Friday, 28 June 2013

Complexities an birds eye

GoodFairPoor

Searching

AlgorithmData StructureTime ComplexitySpace Complexity


AverageWorstWorst
Depth First Search (DFS)Graph of |V| vertices and |E| edges-O(|E| + |V|)O(|V|)
Breadth First Search (BFS)Graph of |V| vertices and |E| edges-O(|E| + |V|)O(|V|)
Binary searchSorted array of n elementsO(log(n))O(log(n))O(1)
Linear (Brute Force)ArrayO(n)O(n)O(1)
Shortest path by Dijkstra,
using a Min-heap as priority queue
Graph with |V| vertices and |E| edgesO((|V| + |E|) log |V|)O((|V| + |E|) log |V|)O(|V|)
Shortest path by Dijkstra,
using an unsorted array as priority queue
Graph with |V| vertices and |E| edgesO(|V|^2)O(|V|^2)O(|V|)
Shortest path by Bellman-FordGraph with |V| vertices and |E| edgesO(|V||E|)O(|V||E|)O(|V|)

Sorting

AlgorithmData StructureTime ComplexityWorst Case Auxiliary Space Complexity


BestAverageWorstWorst
QuicksortArrayO(n log(n))O(n log(n))O(n^2)O(n)
MergesortArrayO(n log(n))O(n log(n))O(n log(n))O(n)
HeapsortArrayO(n log(n))O(n log(n))O(n log(n))O(1)
Bubble SortArrayO(n)O(n^2)O(n^2)O(1)
Insertion SortArrayO(n)O(n^2)O(n^2)O(1)
Select SortArrayO(n^2)O(n^2)O(n^2)O(1)
Bucket SortArrayO(n+k)O(n+k)O(n^2)O(nk)
Radix SortArrayO(nk)O(nk)O(nk)O(n+k)


Heaps

Time Complexity

HeapifyFind MaxExtract MaxIncrease KeyInsertDeleteMerge
Linked List (sorted)-O(1)O(1)O(n)O(n)O(1)O(m+n)
Linked List (unsorted)-O(n)O(n)O(1)O(1)O(1)O(1)
Binary HeapO(n)O(1)O(log(n))O(log(n))O(log(n))O(log(n))O(m+n)
Binomial Heap-O(log(n))O(log(n))O(log(n))O(log(n))O(log(n))O(log(n))
Fibonacci Heap-O(1)O(log(n))*O(1)*O(1)O(log(n))*O(1)

Graphs

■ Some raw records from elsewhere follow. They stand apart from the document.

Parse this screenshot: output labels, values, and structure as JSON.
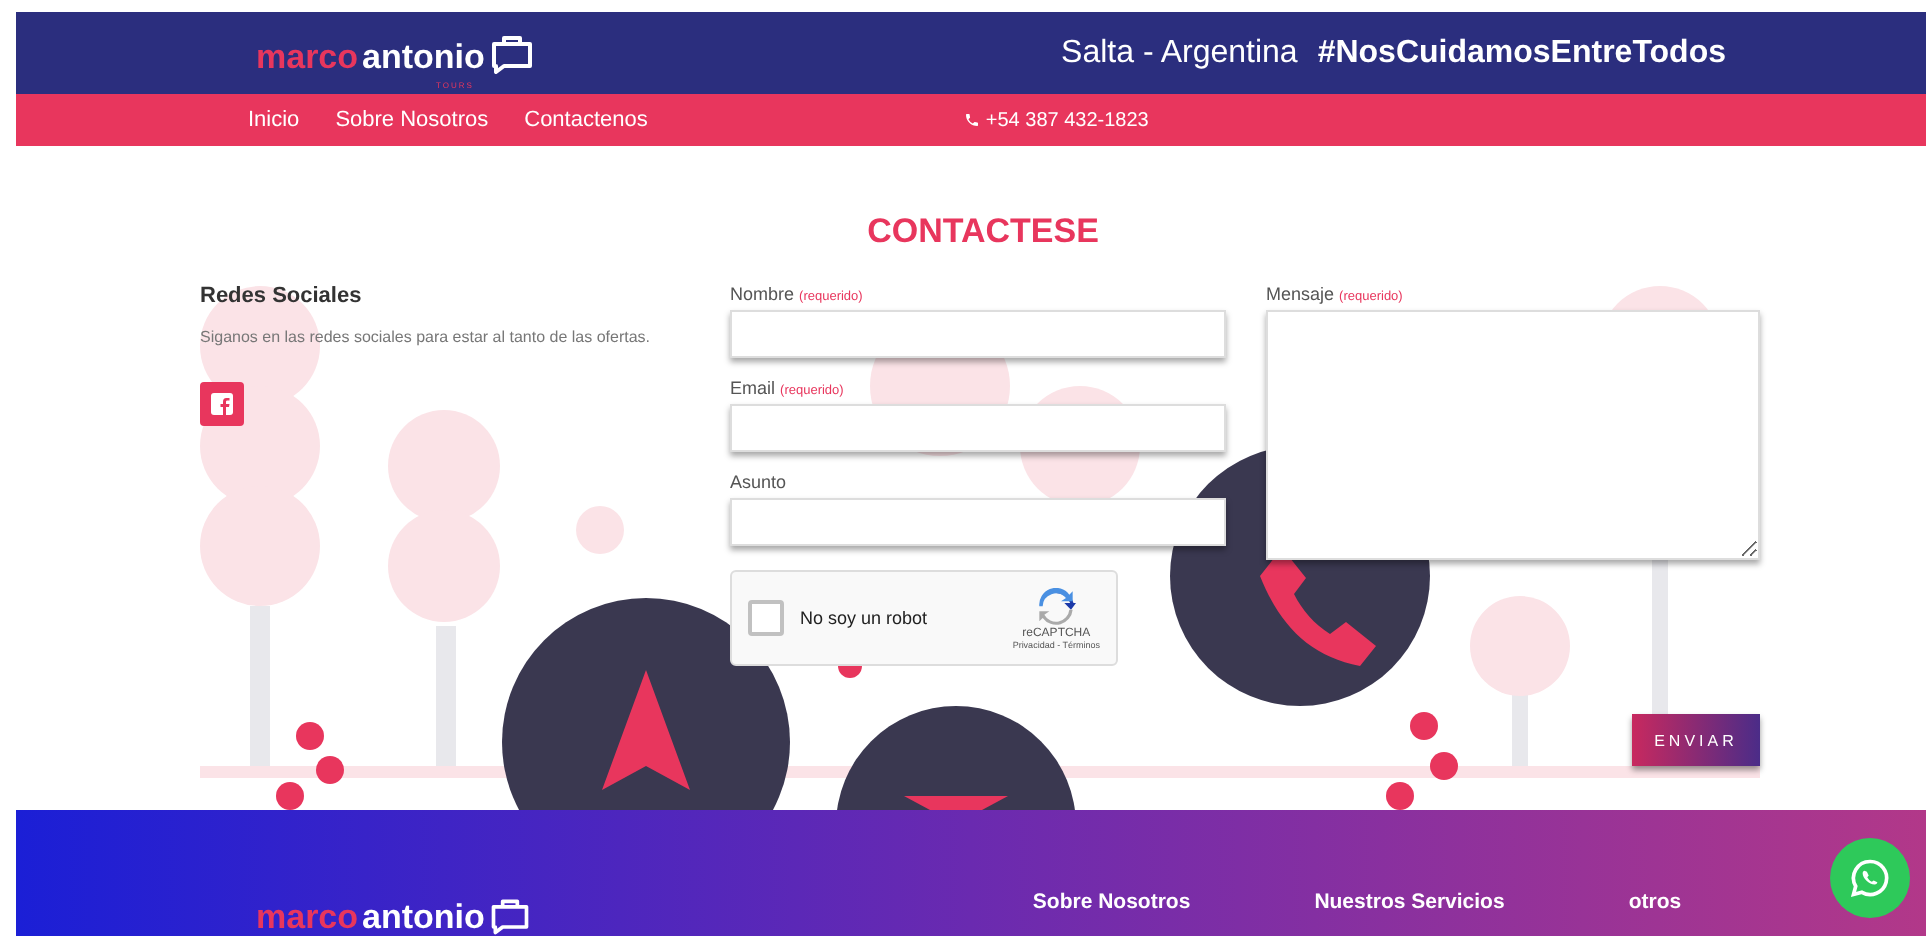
{
  "header": {
    "logo": {
      "part_1": "marco",
      "part_2": "antonio",
      "tagline": "TOURS"
    },
    "location": "Salta - Argentina",
    "hashtag": "#NosCuidamosEntreTodos"
  },
  "nav": {
    "items": [
      {
        "label": "Inicio"
      },
      {
        "label": "Sobre Nosotros"
      },
      {
        "label": "Contactenos"
      }
    ],
    "phone": "+54 387 432-1823"
  },
  "contact": {
    "title": "CONTACTESE",
    "social": {
      "heading": "Redes Sociales",
      "text": "Siganos en las redes sociales para estar al tanto de las ofertas."
    },
    "fields": [
      {
        "label": "Nombre",
        "required_note": "(requerido)"
      },
      {
        "label": "Email",
        "required_note": "(requerido)"
      },
      {
        "label": "Asunto"
      }
    ],
    "captcha": {
      "label": "No soy un robot",
      "checked": false,
      "brand": "reCAPTCHA",
      "links": "Privacidad - Términos"
    },
    "message": {
      "label": "Mensaje",
      "required_note": "(requerido)"
    },
    "submit": "ENVIAR"
  },
  "footer": {
    "logo": {
      "part_1": "marco",
      "part_2": "antonio"
    },
    "links": [
      {
        "label": "Sobre Nosotros"
      },
      {
        "label": "Nuestros Servicios"
      },
      {
        "label": "otros"
      }
    ]
  }
}
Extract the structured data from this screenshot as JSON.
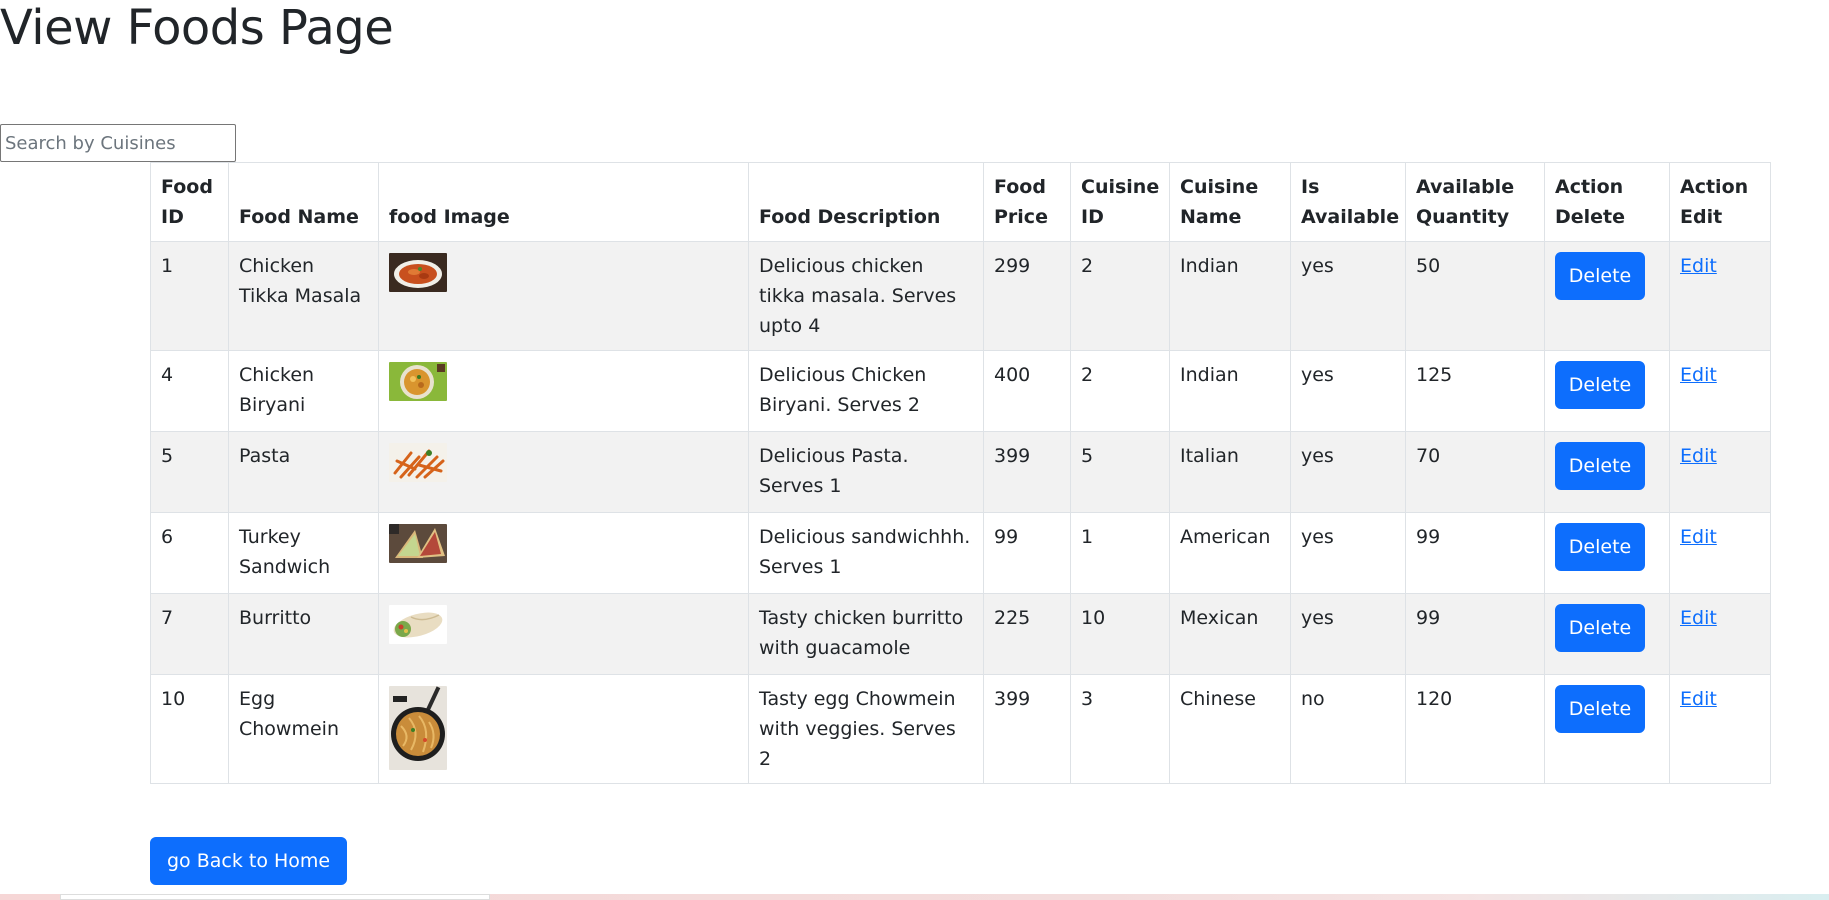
{
  "page": {
    "title": "View Foods Page",
    "back_button_label": "go Back to Home"
  },
  "search": {
    "placeholder": "Search by Cuisines",
    "value": ""
  },
  "table": {
    "headers": {
      "food_id": "Food ID",
      "food_name": "Food Name",
      "food_image": "food Image",
      "food_description": "Food Description",
      "food_price": "Food Price",
      "cuisine_id": "Cuisine ID",
      "cuisine_name": "Cuisine Name",
      "is_available": "Is Available",
      "available_quantity": "Available Quantity",
      "action_delete": "Action Delete",
      "action_edit": "Action Edit"
    },
    "rows": [
      {
        "food_id": "1",
        "food_name": "Chicken Tikka Masala",
        "image_icon": "curry-dish-photo",
        "food_description": "Delicious chicken tikka masala. Serves upto 4",
        "food_price": "299",
        "cuisine_id": "2",
        "cuisine_name": "Indian",
        "is_available": "yes",
        "available_quantity": "50",
        "delete_label": "Delete",
        "edit_label": "Edit"
      },
      {
        "food_id": "4",
        "food_name": "Chicken Biryani",
        "image_icon": "biryani-plate-photo",
        "food_description": "Delicious Chicken Biryani. Serves 2",
        "food_price": "400",
        "cuisine_id": "2",
        "cuisine_name": "Indian",
        "is_available": "yes",
        "available_quantity": "125",
        "delete_label": "Delete",
        "edit_label": "Edit"
      },
      {
        "food_id": "5",
        "food_name": "Pasta",
        "image_icon": "pasta-photo",
        "food_description": "Delicious Pasta. Serves 1",
        "food_price": "399",
        "cuisine_id": "5",
        "cuisine_name": "Italian",
        "is_available": "yes",
        "available_quantity": "70",
        "delete_label": "Delete",
        "edit_label": "Edit"
      },
      {
        "food_id": "6",
        "food_name": "Turkey Sandwich",
        "image_icon": "sandwich-photo",
        "food_description": "Delicious sandwichhh. Serves 1",
        "food_price": "99",
        "cuisine_id": "1",
        "cuisine_name": "American",
        "is_available": "yes",
        "available_quantity": "99",
        "delete_label": "Delete",
        "edit_label": "Edit"
      },
      {
        "food_id": "7",
        "food_name": "Burritto",
        "image_icon": "burrito-photo",
        "food_description": "Tasty chicken burritto with guacamole",
        "food_price": "225",
        "cuisine_id": "10",
        "cuisine_name": "Mexican",
        "is_available": "yes",
        "available_quantity": "99",
        "delete_label": "Delete",
        "edit_label": "Edit"
      },
      {
        "food_id": "10",
        "food_name": "Egg Chowmein",
        "image_icon": "chowmein-pan-photo",
        "food_description": "Tasty egg Chowmein with veggies. Serves 2",
        "food_price": "399",
        "cuisine_id": "3",
        "cuisine_name": "Chinese",
        "is_available": "no",
        "available_quantity": "120",
        "delete_label": "Delete",
        "edit_label": "Edit"
      }
    ]
  },
  "colors": {
    "primary": "#0d6efd",
    "stripe": "#f2f2f2",
    "border": "#dee2e6",
    "text": "#212529"
  }
}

Node / Edge ManagementStorageAdd VertexAdd EdgeRemove VertexRemove EdgeQuery
Adjacency listO(|V|+|E|)O(1)O(1)O(|V| + |E|)O(|E|)O(|V|)
Incidence listO(|V|+|E|)O(1)O(1)O(|E|)O(|E|)O(|E|)
Adjacency matrixO(|V|^2)O(|V|^2)O(1)O(|V|^2)O(1)O(1)
Incidence matrixO(|V| ⋅ |E|)O(|V| ⋅ |E|)O(|V| ⋅ |E|)O(|V| ⋅ |E|)O(|V| ⋅ |E|)O(|E|)

Notation for asymptotic growth

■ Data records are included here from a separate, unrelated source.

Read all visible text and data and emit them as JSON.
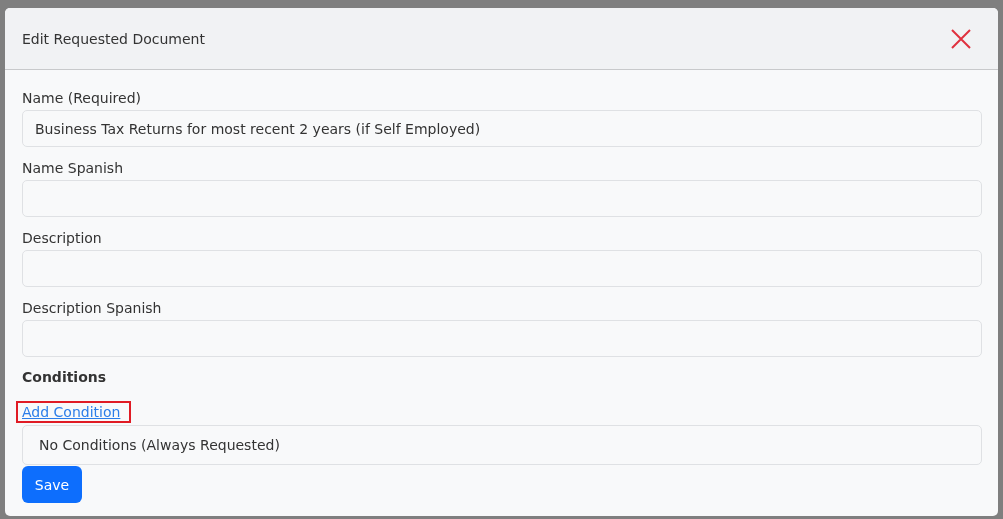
{
  "dialog": {
    "title": "Edit Requested Document",
    "fields": [
      {
        "label": "Name (Required)",
        "value": "Business Tax Returns for most recent 2 years (if Self Employed)"
      },
      {
        "label": "Name Spanish"
      },
      {
        "label": "Description"
      },
      {
        "label": "Description Spanish"
      }
    ],
    "conditions": {
      "heading": "Conditions",
      "add_link": "Add Condition",
      "highlighted": true,
      "empty_text": "No Conditions (Always Requested)"
    },
    "save_button": "Save"
  }
}
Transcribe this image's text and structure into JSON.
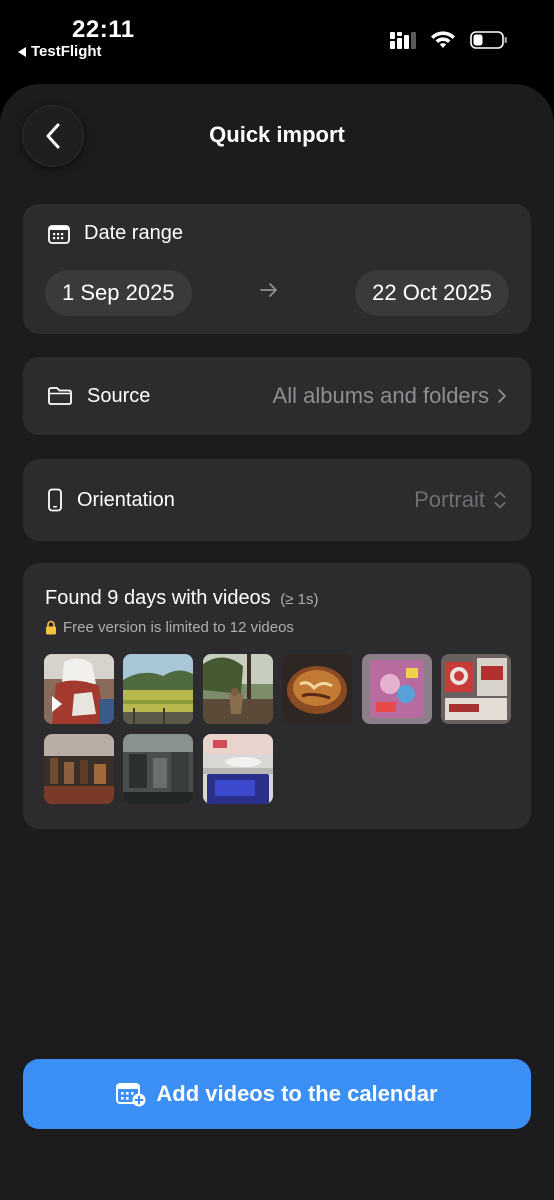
{
  "status_bar": {
    "time": "22:11",
    "back_app": "TestFlight"
  },
  "nav": {
    "title": "Quick import"
  },
  "date_range": {
    "label": "Date range",
    "start": "1 Sep 2025",
    "end": "22 Oct 2025"
  },
  "source": {
    "label": "Source",
    "value": "All albums and folders"
  },
  "orientation": {
    "label": "Orientation",
    "value": "Portrait"
  },
  "found": {
    "title": "Found 9 days with videos",
    "min_duration": "(≥ 1s)",
    "limit_note": "Free version is limited to 12 videos",
    "thumbnails": [
      {
        "name": "video-thumbnail-1"
      },
      {
        "name": "video-thumbnail-2"
      },
      {
        "name": "video-thumbnail-3"
      },
      {
        "name": "video-thumbnail-4"
      },
      {
        "name": "video-thumbnail-5"
      },
      {
        "name": "video-thumbnail-6"
      },
      {
        "name": "video-thumbnail-7"
      },
      {
        "name": "video-thumbnail-8"
      },
      {
        "name": "video-thumbnail-9"
      }
    ]
  },
  "cta": {
    "label": "Add videos to the calendar"
  },
  "colors": {
    "accent": "#3b8ff5",
    "card": "#2c2c2e",
    "sheet": "#1c1c1e",
    "muted": "#8e8e93"
  }
}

letterboundgrowth
(theta) Θupper and lower, tight[1]equal[2]
(big-oh) Oupper, tightness unknownless than or equal[3]
(small-oh) oupper, not tightless than
(big omega) Ωlower, tightness unknowngreater than or equal
(small omega) ωlower, not tightgreater than
[1] Big O is the upper bound, while Omega is the lower bound. Theta requires both Big O and Omega, so that's why it's referred to as a tight bound (it must be both the upper and lower bound). For example, an algorithm taking Omega(n log n) takes at least n log n time but has no upper limit. An algorithm taking Theta(n log n) is far preferential since it takes AT LEAST n log n (Omega n log n) and NO MORE THAN n log n (Big O n log n).SO
[2] f(x)=Θ(g(n)) means f (the running time of the algorithm) grows exactly like g when n (input size) gets larger. In other words, the growth rate of f(x) is asymptotically proportional to g(n).
[3] Same thing. Here the growth rate is no faster than g(n). big-oh is the most useful because represents the worst-case behavior.
In short, if algorithm is __ then its performance is __
algorithmperformance
o(n)< n
O(n)≤ n
Θ(n)= n
Ω(n)≥ n
ω(n)> n

Big-O Complexity Chart

Big O Complexity Graph